This building was added in 2003 to the Barcelona skyline. The tower’s name is Torre Agbar, Agbar being a made up word from the towers original owners: Aguas de Barcelona.
It is said that its architect Jean Nouvel was inspired by Gaudi’s Sagrada Familia and the Montserrat mountain in Barcelona. Might have designed it as a geyser rising into the air but the truth is that people see the tower and relates it to more common objects and has been named the suppository, the shell, the cock, the bullet, the cucumber and many more.
At 144 metres tall it is the third tallest building in the city and provides an imposing observation deck over the new Barcelona though it is not open to the public. It has a glass surface in which the colours of the Mediterranean (and many more) are reflected at night thanks to the 4,500 illuminated glass panels that serve as windows.
The tower has won prices for being a green building, one that harnesses solar power and groundwater to reduce energy consumption.

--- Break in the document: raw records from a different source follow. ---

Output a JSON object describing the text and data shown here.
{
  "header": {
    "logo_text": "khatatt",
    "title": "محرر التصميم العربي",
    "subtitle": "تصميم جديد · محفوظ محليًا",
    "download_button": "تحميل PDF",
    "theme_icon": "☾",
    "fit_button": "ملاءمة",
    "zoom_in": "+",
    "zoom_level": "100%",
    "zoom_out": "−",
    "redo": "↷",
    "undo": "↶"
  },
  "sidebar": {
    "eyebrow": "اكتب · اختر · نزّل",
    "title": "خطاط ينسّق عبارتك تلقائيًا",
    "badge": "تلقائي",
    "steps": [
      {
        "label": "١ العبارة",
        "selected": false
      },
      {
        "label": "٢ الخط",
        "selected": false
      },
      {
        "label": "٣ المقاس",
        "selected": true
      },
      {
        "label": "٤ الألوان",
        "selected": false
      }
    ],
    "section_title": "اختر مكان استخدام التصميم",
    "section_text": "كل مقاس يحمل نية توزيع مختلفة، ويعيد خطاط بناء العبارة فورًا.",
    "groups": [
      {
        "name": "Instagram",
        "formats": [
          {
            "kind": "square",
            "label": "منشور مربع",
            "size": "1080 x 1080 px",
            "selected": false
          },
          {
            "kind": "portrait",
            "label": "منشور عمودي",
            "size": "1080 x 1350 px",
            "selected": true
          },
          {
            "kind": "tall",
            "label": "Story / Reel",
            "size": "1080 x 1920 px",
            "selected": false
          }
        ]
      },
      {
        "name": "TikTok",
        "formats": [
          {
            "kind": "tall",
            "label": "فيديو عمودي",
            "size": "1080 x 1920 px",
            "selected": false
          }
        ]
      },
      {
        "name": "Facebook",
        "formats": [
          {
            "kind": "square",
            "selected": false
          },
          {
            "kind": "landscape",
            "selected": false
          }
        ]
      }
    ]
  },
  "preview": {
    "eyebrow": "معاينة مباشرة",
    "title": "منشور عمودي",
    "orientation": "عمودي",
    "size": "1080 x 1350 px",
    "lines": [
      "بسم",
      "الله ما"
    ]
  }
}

The tower has 32 floors, of which 28 can be used as office spaces. It is still unclear to me what the building is actually used for as the debate for a hotel license has taken years. It is true though that it is a good reference point and a spectacle by night.